A Houseboat Transformed: A Historic Bungalow Outfitted for Modern Living
Best Practice Incorporates Contemporary Details and Square Footage Without Compromising on Charm
A young family was searching for a home in their favorite Seattle neighborhood when they stumbled upon a quaint bungalow with a unique history: an original houseboat that had been relocated to land during the early 20th century. Nestled in Seattle’s Madison Park neighborhood one block from Lake Washington, the quaint Boathouse Bungalow checked every box for homeowners Justin and Dean in their pursuit of the perfect place to raise their daughter.
The historic home was remodeled several times over the years and in need of a complete interior overhaul and addition to accommodate the family of three. Justin and Dean immediately tapped Best Practice Architecture to transform their quirky home. They previously worked with the firm on updating their first house and at the time were drawn to their whimsical design aesthetic and willingness to work with a young couple just starting out. Justin explains, “Honestly, we didn’t even consider working with another firm when we decided to start our next chapter as a family. We enlisted their help immediately as we started to tour fixer-uppers so we could get a better sense of possibilities in prospective houses.”
The pair worked closely on the project with Best Practice for three years, start to finish. “The familiarity we have with Best Practice was comforting and knowing what they could produce gave us the confidence to let them do what they do best,” says Justin “They designed a home uniquely suited to our taste, lifestyle, and design aesthetic.” The nimble design team reimagined the space with bright, beachy, and contemporary details while maintaining the charm the clients were originally drawn to.
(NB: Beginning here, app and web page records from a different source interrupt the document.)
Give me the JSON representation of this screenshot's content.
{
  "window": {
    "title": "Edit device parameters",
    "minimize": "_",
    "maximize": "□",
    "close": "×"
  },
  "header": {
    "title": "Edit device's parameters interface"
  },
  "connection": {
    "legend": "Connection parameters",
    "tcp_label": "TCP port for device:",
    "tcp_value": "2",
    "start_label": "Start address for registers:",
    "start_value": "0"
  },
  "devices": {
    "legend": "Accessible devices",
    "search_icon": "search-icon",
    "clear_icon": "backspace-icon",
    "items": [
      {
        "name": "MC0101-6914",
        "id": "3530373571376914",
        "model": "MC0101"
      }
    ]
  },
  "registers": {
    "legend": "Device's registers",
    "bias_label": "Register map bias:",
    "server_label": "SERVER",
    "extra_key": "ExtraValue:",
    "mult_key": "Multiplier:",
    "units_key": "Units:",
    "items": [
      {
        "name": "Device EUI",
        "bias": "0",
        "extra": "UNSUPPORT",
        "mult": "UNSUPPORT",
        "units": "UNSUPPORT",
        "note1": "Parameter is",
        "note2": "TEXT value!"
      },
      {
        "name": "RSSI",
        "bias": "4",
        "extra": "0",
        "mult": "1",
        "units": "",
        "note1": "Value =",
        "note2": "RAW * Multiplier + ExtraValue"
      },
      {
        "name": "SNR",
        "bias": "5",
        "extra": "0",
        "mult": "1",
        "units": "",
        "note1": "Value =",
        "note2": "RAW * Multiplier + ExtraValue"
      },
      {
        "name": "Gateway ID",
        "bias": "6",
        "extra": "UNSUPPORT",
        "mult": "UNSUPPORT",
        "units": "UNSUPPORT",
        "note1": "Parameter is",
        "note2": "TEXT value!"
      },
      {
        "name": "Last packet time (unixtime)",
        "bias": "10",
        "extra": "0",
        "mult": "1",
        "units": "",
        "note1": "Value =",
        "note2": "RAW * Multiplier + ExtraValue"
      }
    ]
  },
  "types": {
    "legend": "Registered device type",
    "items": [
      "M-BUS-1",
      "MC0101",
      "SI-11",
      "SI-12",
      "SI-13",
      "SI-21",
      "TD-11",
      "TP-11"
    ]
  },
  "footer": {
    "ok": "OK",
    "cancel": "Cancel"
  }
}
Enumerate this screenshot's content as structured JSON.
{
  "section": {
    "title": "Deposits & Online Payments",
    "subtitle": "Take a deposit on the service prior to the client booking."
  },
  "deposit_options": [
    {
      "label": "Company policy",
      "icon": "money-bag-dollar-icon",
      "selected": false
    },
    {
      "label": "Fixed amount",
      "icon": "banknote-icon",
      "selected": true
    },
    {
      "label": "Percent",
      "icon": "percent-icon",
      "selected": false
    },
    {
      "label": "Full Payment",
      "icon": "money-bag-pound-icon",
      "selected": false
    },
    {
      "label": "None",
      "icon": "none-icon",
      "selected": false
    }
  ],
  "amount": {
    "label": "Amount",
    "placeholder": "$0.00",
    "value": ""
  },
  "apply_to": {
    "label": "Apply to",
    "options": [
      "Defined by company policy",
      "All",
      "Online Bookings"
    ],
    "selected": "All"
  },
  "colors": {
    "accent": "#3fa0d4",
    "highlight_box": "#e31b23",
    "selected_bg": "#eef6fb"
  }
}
The Best Practice team completely opened up the main floor of the home to create a light, modern space with views connecting to the backyard. Upon entry through a painted dutch door, a large great room with vaulted white stained Cedar ceilings greets visitors. The open layout includes a generously sized gourmet kitchen, dining room, and comfortable living space. On the lowest level, Best Practice made minor improvements to an existing bedroom and bathroom — a fun space for Justin and Dean’s young daughter complete with a coat of pink paint. The designers added a laundry room to the now functional lower floor in addition to a double-height home office with vast views and direct access to the backyard. From the office, an overhead lookout cleverly connects to the kitchen above.
An addition was both necessary and transformational for the home’s small footprint. The added square footage consists of a second story towards the rear of the home, carefully placed to preserve the illusion of a one-story bungalow from the charming, white picket street façade in the front. Homeowners reach the second floor by a new, open stair with custom steel and glass handrails. An open concept primary suite occupies the top level, complete with a luxurious tiled bath and custom closet.
The addition is bold but complements the home’s character while standing on its own as a modern form. It is a contrasting black metal volume perched on top of the more traditional bungalow— an abstract version of the original home. The design team chose a warm white with pops of sage for the historic home’s exterior. This blend of old and new results in a contemporary take on Seattle’s iconic houseboats, outfitted for land and modern living. “We love its unexpected uniqueness,” said Justin and Dean. “From the street, it still looks like the cute Madison Park bungalow we fell in love with, but once you step inside it’s a complete surprise. It’s the opposite of predictable and we love the blend of traditional and modern. It’s uniquely us and it shows.”